For years my co-managers have laughed at my obsession with lifts. One of my favourites is in the Bulgarian Central Bank building.
It has a spectacular, ever-rotating mechanism of rising platforms onto which you jump when they pass. No safety doors but one great adrenaline rush - and, given how cheap budget airline tickets are, better value than a day at Alton Towers, outside lockdown.
My unusual passion has taken me far beyond Bulgaria. One memorable trip in Japan was to meet the management at Fujitec, based in Hikone, over 200 road miles from Tokyo. It was quite a trek for a 90-minute meeting, but worth it for everything I learned about the industry and its potential for investors.
This is a sector dominated by only four companies: Fujitec, Kone, Otis and Schindler. Though they often make little money on installation, these companies enjoy strong, recurring income from maintenance - lifts are generally expensive to replace, so landlords prefer to maintain their existing systems. The lack of competition in the market allows the key companies to charge high prices for parts and regular servicing.
In recent weeks there has been much comment on which businesses win or lose from the pandemic.
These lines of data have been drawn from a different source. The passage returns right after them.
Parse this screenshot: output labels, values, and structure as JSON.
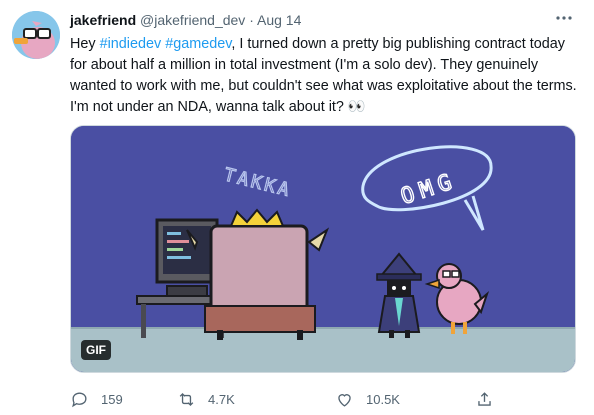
{
  "tweet": {
    "display_name": "jakefriend",
    "handle": "@jakefriend_dev",
    "separator": "·",
    "date": "Aug 14",
    "more_icon": "more-horizontal-icon",
    "text_parts": {
      "lead": "Hey ",
      "tag1": "#indiedev",
      "space": " ",
      "tag2": "#gamedev",
      "body": ", I turned down a pretty big publishing contract today for about half a million in total investment (I'm a solo dev). They genuinely wanted to work with me, but couldn't see what was exploitative about the terms. I'm not under an NDA, wanna talk about it? 👀"
    },
    "media": {
      "badge": "GIF",
      "scene_text_1": "TAKKA",
      "scene_text_2": "OMG"
    },
    "actions": {
      "reply_count": "159",
      "retweet_count": "4.7K",
      "like_count": "10.5K"
    }
  },
  "colors": {
    "hashtag": "#1d9bf0",
    "muted": "#536471",
    "media_bg": "#4a4fa3"
  }
}
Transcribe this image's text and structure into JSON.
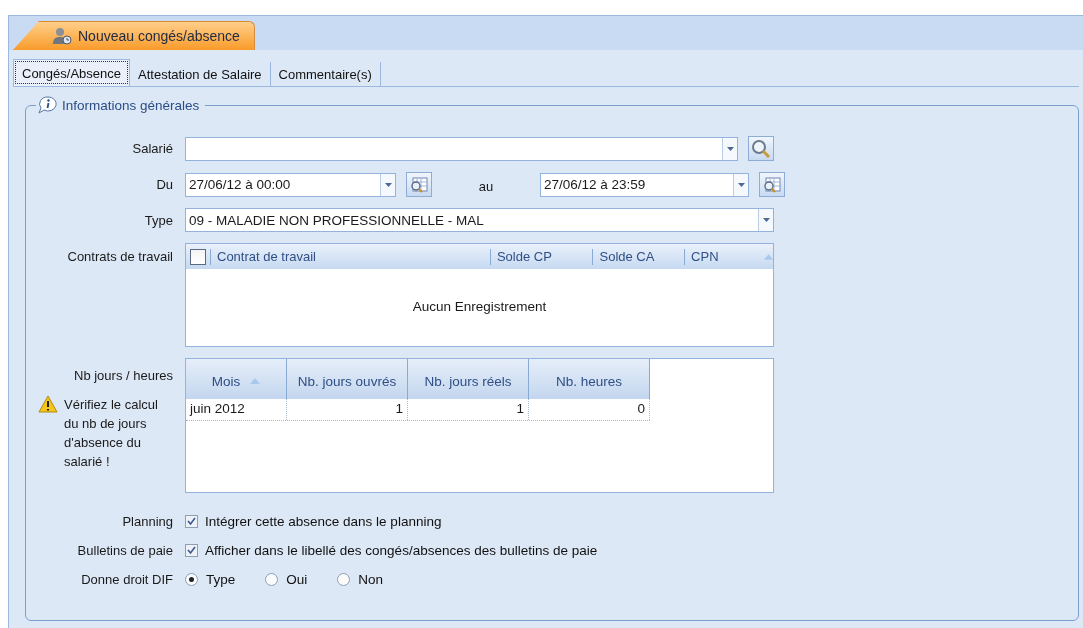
{
  "header_tab": {
    "label": "Nouveau congés/absence"
  },
  "tabs": [
    {
      "label": "Congés/Absence",
      "selected": true
    },
    {
      "label": "Attestation de Salaire",
      "selected": false
    },
    {
      "label": "Commentaire(s)",
      "selected": false
    }
  ],
  "group": {
    "title": "Informations générales"
  },
  "employee": {
    "label": "Salarié"
  },
  "period": {
    "label": "Du",
    "start": "27/06/12 à 00:00",
    "separator": "au",
    "end": "27/06/12 à 23:59"
  },
  "type": {
    "label": "Type",
    "value": "09 - MALADIE NON PROFESSIONNELLE - MAL"
  },
  "contracts": {
    "label": "Contrats de travail",
    "select_all_checked": false,
    "columns": [
      "Contrat de travail",
      "Solde CP",
      "Solde CA",
      "CPN"
    ],
    "empty_message": "Aucun Enregistrement"
  },
  "days": {
    "label": "Nb jours / heures",
    "warning": "Vérifiez le calcul du nb de jours d'absence du salarié !",
    "columns": [
      "Mois",
      "Nb. jours ouvrés",
      "Nb. jours réels",
      "Nb. heures"
    ],
    "rows": [
      [
        "juin 2012",
        "1",
        "1",
        "0"
      ]
    ]
  },
  "options": [
    {
      "label": "Planning",
      "text": "Intégrer cette absence dans le planning",
      "checked": true
    },
    {
      "label": "Bulletins de paie",
      "text": "Afficher dans le libellé des congés/absences des bulletins de paie",
      "checked": true
    }
  ],
  "dif": {
    "label": "Donne droit DIF",
    "choices": [
      {
        "label": "Type",
        "selected": true
      },
      {
        "label": "Oui",
        "selected": false
      },
      {
        "label": "Non",
        "selected": false
      }
    ]
  }
}
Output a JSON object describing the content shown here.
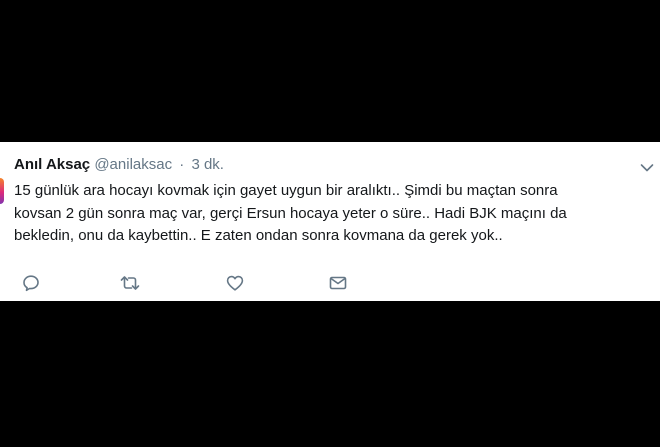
{
  "tweet": {
    "author_name": "Anıl Aksaç",
    "author_handle": "@anilaksac",
    "separator": "·",
    "timestamp": "3 dk.",
    "text_lines": [
      "15 günlük ara hocayı kovmak için gayet uygun bir aralıktı.. Şimdi bu maçtan sonra",
      "kovsan 2 gün sonra maç var, gerçi Ersun hocaya yeter o süre.. Hadi BJK maçını da",
      "bekledin, onu da kaybettin.. E zaten ondan sonra kovmana da gerek yok.."
    ]
  },
  "icons": {
    "caret": "chevron-down-icon",
    "reply": "reply-icon",
    "retweet": "retweet-icon",
    "like": "heart-icon",
    "dm": "envelope-icon"
  },
  "colors": {
    "background": "#000000",
    "card": "#ffffff",
    "text_primary": "#14171a",
    "text_secondary": "#657786",
    "icon": "#657786"
  }
}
Tech firms that support home working and health sector companies have seen their share prices soar. But there are other businesses, less well known, that look set to prosper. I would include lift companies - beneficiaries of what you might call a ‘safer planet' impulse.
Corporations need to make their workspaces safer. While some people thrive working from home, many companies are struggling to maintain an appropriate dynamic and will erode their social capital if employees do not return to work soon. Managements want to see people back together again, swapping ideas over the water cooler. Governments want to see life back in city centres, too.
Lifts are a source of contamination. Elevators are small, enclosed spaces by nature, and they tend to lack a strong airflow. Though it is less common for it to spread through surface contact, the virus has been seen to linger on lift buttons. In July a report claimed that one woman in China, returning home to quarantine, passed coronavirus to an estimated 71 people through the single lift journey up to her apartment.
Kone is one company reducing the threat with technology. The Kone Remote Call app allows you to call for a lift using your phone, reducing contact with shared surfaces. Innovations like this may increase the safety of homes and commercial buildings, and property owners are under pressure to invest in them.
We are also seeing another ‘safer planet' impulse - the drive by governments to incorporate a green agenda within their plans for economic recovery. They are offering a ‘stick-and-carrot' approach to problems - setting tighter regulatory requirements, but giving subsidies to help. This is also assisting lift companies.
France has the oldest fleet of elevators in the world - fin de siècle pieces of rattling wrought iron, quaint but noisy and not energy-efficient. Edith Piaf is credited with saying: "When you reach the top, you should remember to send the elevator back down for the others." While this is usually interpreted in a figurative sense, it is a genuine part of etiquette when using outdated elevators. Forget to close the gate behind you, and the poor soul stranded on the ground floor cannot summon the lift back down - an inconvenience for a tired resident hauling bags of groceries home, not to mention a serious problem for anyone requiring disabled access.
Considering the EU's goal to reach net-zero carbon emissions by 2050, replacing these antiques with more efficient lifts that are also fitted with anti-coronavirus measures is a ‘win-win' solution. Safer people, safer planet.
The aim set out in the EU's Green Deal is to double the annual rate of renovating existing buildings in order to reach 2030's targets. Buildings account for 40% of all energy consumed, according to Eurostat. If Biden beats Trump in the upcoming election, then we would expect him practically to copy and paste the EU's Green Deal and apply the same focus on renovation throughout the US.
The elevator industry is only one beneficiary. Another is heating, ventilation and air-conditioning (HVAC).
One person with the virus can contaminate a whole building if it is fitted with an outdated air-conditioning system that merely recycles air without filtering it. I once worked in an office block that had to be evacuated for an entire week when a single person contracted meningitis - the contagious virus was circulating around the building through the air-con vents.
Across the globe we are seeing a drive for cleaner - and more efficient - air-con units in buildings. That means replacing or updating existing systems. And that means plenty of work for HVAC companies we hold like Trane and Daikin, one American and one Japanese.
There is much talk of a tech bubble. Some fund managers say investors should be selling the tech giants that have led the S&P's recovery; and recycling the money into heavily discounted value stocks whose ‘day in the sun' is well overdue. We are always watchful on valuations and have taken profits on some of the tech stocks we did hold. But the examples I have given show that there are still plenty of interesting opportunities for growth in the world - without having to take a chance on ‘bargain-bucket' stocks in industries pummelled by the pandemic.
Rosanna Burcheri is co-manager of the Artemis Global Select fund and the Mid Wynd International investment trust.